February 1, 2011

February 1, 2011

Remarks by the Delegation of the United States of America

UPR Working Group Intervention for Niger, 10th Session

The United States warmly welcomes Justice and Human Rights Minister Djibo and the Nigerien delegation to the UPR Working Group on the Universal Periodic Review (UPR) and commends Niger on the completion of its national report and presentation today. We have carefully reviewed the content of the report and followed the presentation today and would like to offer the following observations and questions.

The United States commends the measures taken by the Government to improve human rights protections despite the enormous challenges and constraints that Niger has faced in recent years. By aligning its national legislation with its international obligations and enacting a number of specific laws aimed to protect human rights, which delegation members have highlighted this morning, the government has demonstrated its commitment to respecting human rights. We note, however, that these measures have not yet ensured that all of the residents of Niger enjoy all fundamental freedoms.

The United States is concerned about the issue of trafficking in persons. It is our understanding that Niger has just completed ordinance no. 2010-86 referenced in your report as legislation designed to combat trafficking in persons. What is the status of this ordinance and how will it be used to comprehensively combat occurrences of trafficking in persons? Will it be enacted or implemented under the transitional government or following the democratic transition, scheduled for completion in April 2011?

The United States also recognizes Niger’s involvement in fighting child labor, which was noted as a matter of concern in Niger’s report.

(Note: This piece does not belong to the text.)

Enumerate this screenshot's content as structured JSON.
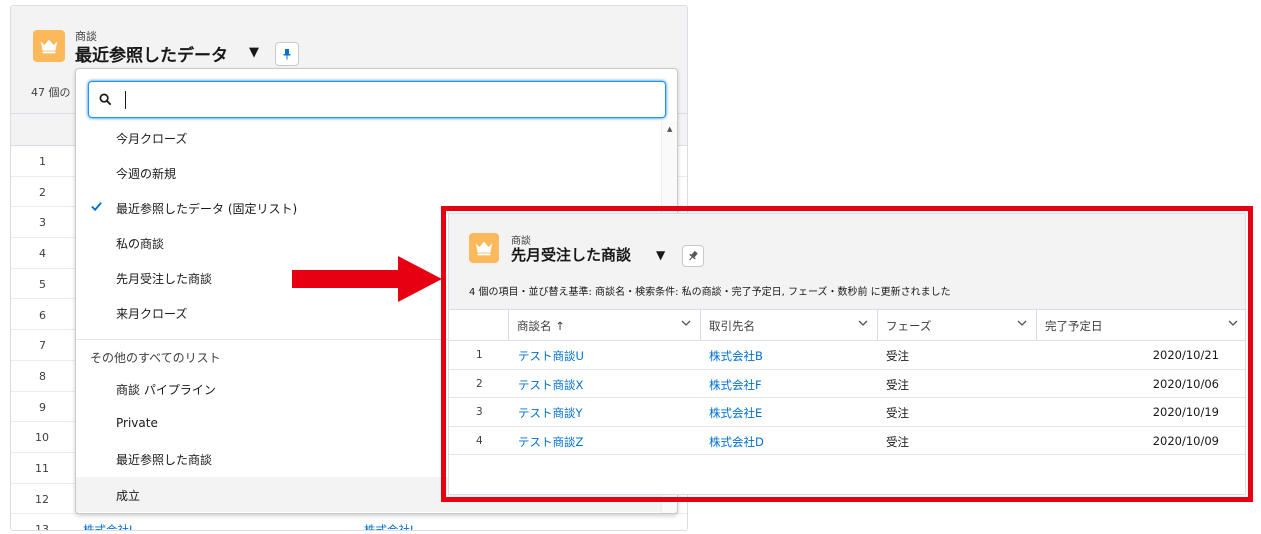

In its ongoing efforts to carry out the labor code reform, is the Government considering legislation designed to combat child labor, including the engagement of children in hazardous work environments?

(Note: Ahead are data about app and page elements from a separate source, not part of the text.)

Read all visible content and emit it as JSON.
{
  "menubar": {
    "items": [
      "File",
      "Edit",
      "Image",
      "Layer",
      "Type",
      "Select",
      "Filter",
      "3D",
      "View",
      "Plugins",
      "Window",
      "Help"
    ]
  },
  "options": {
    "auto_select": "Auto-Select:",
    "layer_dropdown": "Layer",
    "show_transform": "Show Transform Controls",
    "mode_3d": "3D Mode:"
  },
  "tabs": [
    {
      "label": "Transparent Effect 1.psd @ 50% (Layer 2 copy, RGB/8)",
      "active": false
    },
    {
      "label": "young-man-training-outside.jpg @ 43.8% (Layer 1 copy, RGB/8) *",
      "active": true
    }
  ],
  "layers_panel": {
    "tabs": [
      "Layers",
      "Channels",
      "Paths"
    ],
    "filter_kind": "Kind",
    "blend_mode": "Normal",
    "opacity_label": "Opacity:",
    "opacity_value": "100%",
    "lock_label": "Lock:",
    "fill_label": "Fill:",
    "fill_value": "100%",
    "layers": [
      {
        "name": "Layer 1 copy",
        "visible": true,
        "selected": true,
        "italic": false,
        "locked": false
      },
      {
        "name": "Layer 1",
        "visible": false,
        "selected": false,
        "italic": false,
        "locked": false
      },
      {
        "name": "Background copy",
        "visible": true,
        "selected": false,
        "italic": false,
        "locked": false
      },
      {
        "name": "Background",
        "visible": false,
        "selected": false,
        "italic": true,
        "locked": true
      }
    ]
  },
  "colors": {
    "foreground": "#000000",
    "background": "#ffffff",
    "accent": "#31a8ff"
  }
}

Bearing in mind these concerns, the United States would like to make the following recommendations:

1. That the Government of Niger accelerate the implementation of its new legislation and intensify its law enforcement efforts targeted at combating all forms of human trafficking and slavery.

2. That the Government implement standard procedures to identify victims of human trafficking, establish a referral mechanism to facilitate the provision of protective services for them, and dedicate financial or in-kind support to NGOs providing services to victims.

3. That the government pass and implement legislation aimed specifically at eliminating all forms of child labor.